I’ve been listening to a bit of the legendary Bob Dylan recently. Mostly from the album ‘Slow Train Coming’ and if you listen carefully, you can hear snippets of the influences taken away by some of today’s music artists… ok, I digress already. The title of this blog is one of Bob’s songs – and apposite to me because I am mixing things up and changing things round in the studio 🙂
You all know how passionate I am about glass. Lampwork/flamework in particular but I also love glass in general, so have decided to introduce stained glass into my studio! I managed to get a complete kit from a lovely lady who was giving up. My favourite tool is the glass grinder – it’s so very satisfying to smooth away the glass to make lovely shapes after the brutal act of scoring and cutting!
We have installed a new workbench and we take health and safety very seriously! Maybe a bit too seriously 😉 Cutting glass to a pattern is one thing and grinding the edges another but getting it all to fit back together is another matter entirely! Allegedly, all it takes is practise – I can see us producing very small stained glass pieces if we keep having to grind bits away to make it fit!

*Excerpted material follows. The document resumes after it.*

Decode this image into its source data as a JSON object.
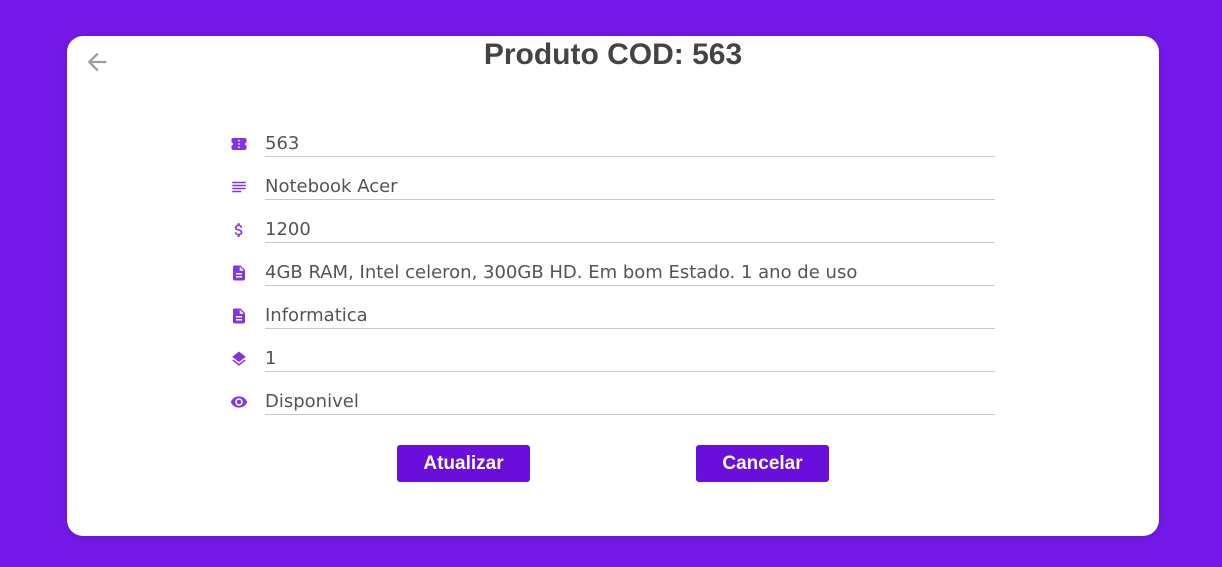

Soldering. Soldering is a whole new skill set! I love melting glass and have discovered I love melting metal too! There is a real knack to it, which completely escaped me, until I realised that the tip to the iron I was using was filthy! Oh, and it’s really not a good idea to forget the flux, which makes the solder stick to the cooper. Being a bit of a nerd, I have loved using all the new terms. Tacking, tinning, brazing rods, grozing pliers…it all appeals to my sense of the ridiculous 😀
Much to my chagrin, there is the equivalent of washing up involved. Not terribly amused by this aspect – I am an artist don’t ya know! But the first go at a wavy panel more than made up for the tea towel disappointment 🙂
So, designs! Oooh, what choices – how big is my imagination?! I have so far avoided available patterns and have started to bring my lampwork ideas into this. I have a gazillion sketches that I want to turn into stained glass already but it’s very time consuming technique! Firstly, once you have decided on a design, you need to transfer it into a form that is amenable to the methods, taking into account the ease/difficulty of cutting the pieces. Then each piece needs to be ground and it can be quite tricky, after cutting and grinding, to get the bits to fit together again! Then the copper foil is added, after which is the task of neatly soldering…. mmm 😉 So best to begin with simple designs until one gets a ‘handle’ on getting loads of little bits to fit together! There always has to be a mermaid. Always. You know it makes sense 🙂 Bit of a mess but I know what I’m doing. No, really! Did a drawing, converted it to ‘bits’, made templates for the bits, cut the bits, ground the bits and finally coppered and soldered the bits…she is not finished yet but I’m too impatient to wait to show you when she is! Voila!
One unfinished mermaid – she needs her soldering touching up and loops to hang her, a bit of a wash and polish and she will be ready to face her public 🙂
Two other pieces I love are the heart, made by Beth (her first proper piece!), who has taken up stained glass for her hobby and the beach huts, which popped into my head in the middle of one night and wouldn’t go away until they were a reality!
Of course, I have still been making flame-worked glass goodies 🙂 Dragon Eye’s, Owls, Seascapes and the most beautiful (well her owner and myself think so) glass, silver and gold Goddess 🙂
You might also have noticed some planets at the top – also a commission.
Well that was the big reveal! I hope you’ve enjoyed seeing what we here at Turner Rowe Glass Art have been up to! Watch this space for pieces about a new Pop-Up shop in Canterbury, full of hand-crafted goodies and the very talented polymer clay artist over at Creatures Of The Fey
Don’t forget, live, love, be true to yourself be authentic – people love that 😉 Mwah, until next time xxx